▸ TASK TO CARRY OUT
Whenever a line of the records below contains the word "Χρώμα", copy that line.

▸ STORED DATA

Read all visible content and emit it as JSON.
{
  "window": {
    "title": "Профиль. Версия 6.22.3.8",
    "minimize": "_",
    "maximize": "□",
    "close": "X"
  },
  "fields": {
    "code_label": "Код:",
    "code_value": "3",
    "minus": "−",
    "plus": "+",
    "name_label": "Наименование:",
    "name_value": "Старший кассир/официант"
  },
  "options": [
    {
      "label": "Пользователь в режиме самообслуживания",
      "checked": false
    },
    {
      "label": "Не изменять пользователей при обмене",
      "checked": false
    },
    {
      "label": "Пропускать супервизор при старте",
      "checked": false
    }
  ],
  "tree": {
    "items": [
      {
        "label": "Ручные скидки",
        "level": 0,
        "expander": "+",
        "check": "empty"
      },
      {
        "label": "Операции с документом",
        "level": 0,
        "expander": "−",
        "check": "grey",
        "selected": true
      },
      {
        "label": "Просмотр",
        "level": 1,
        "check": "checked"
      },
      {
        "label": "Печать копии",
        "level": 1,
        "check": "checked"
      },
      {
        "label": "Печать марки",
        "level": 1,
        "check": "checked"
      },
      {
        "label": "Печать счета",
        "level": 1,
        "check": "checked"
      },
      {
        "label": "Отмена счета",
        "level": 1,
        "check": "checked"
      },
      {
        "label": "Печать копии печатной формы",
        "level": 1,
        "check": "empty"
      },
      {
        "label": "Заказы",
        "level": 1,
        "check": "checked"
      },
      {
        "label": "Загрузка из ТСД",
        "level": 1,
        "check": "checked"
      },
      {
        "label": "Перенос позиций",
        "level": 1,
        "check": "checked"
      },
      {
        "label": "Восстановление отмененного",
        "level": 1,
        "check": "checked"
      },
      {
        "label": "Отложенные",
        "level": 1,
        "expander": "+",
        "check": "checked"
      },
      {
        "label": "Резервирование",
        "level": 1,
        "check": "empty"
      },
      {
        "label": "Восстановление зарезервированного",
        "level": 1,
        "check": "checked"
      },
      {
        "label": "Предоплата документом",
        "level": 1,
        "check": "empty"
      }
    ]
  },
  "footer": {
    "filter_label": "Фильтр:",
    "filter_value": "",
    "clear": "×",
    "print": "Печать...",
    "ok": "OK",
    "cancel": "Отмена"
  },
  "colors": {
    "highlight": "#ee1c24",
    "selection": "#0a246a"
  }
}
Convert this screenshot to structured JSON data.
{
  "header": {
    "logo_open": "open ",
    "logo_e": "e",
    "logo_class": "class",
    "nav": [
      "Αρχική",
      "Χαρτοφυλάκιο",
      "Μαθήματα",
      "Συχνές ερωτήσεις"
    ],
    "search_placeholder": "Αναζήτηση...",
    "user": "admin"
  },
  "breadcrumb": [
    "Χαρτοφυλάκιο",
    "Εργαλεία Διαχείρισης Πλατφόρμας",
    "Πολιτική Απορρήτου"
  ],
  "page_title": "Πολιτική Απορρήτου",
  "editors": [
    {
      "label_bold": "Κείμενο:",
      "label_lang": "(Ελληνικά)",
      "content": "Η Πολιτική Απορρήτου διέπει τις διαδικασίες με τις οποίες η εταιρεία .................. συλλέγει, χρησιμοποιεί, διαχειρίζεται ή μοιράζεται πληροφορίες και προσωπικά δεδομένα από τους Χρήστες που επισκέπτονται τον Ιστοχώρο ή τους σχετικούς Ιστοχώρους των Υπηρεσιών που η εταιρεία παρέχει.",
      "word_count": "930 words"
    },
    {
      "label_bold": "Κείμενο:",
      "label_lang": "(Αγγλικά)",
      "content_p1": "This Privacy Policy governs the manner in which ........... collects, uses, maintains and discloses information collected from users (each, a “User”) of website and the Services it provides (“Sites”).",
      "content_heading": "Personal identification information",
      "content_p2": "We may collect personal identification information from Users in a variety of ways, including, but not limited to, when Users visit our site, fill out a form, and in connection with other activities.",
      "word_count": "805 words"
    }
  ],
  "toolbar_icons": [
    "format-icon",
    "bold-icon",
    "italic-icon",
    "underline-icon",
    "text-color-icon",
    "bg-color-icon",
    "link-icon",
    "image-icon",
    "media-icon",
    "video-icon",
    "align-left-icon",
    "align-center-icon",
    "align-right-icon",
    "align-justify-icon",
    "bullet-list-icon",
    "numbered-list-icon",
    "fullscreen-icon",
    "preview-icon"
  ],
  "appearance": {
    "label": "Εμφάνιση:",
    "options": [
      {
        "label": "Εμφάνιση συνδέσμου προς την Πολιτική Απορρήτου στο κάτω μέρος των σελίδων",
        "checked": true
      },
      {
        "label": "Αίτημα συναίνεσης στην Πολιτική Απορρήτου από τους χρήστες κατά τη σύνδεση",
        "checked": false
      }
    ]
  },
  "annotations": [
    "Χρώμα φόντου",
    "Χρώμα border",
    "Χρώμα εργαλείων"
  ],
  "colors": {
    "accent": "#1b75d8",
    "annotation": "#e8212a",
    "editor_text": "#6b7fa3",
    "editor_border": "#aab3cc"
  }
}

▸ PROBLEM SOLUTION
    "Χρώμα φόντου",
    "Χρώμα border",
    "Χρώμα εργαλείων"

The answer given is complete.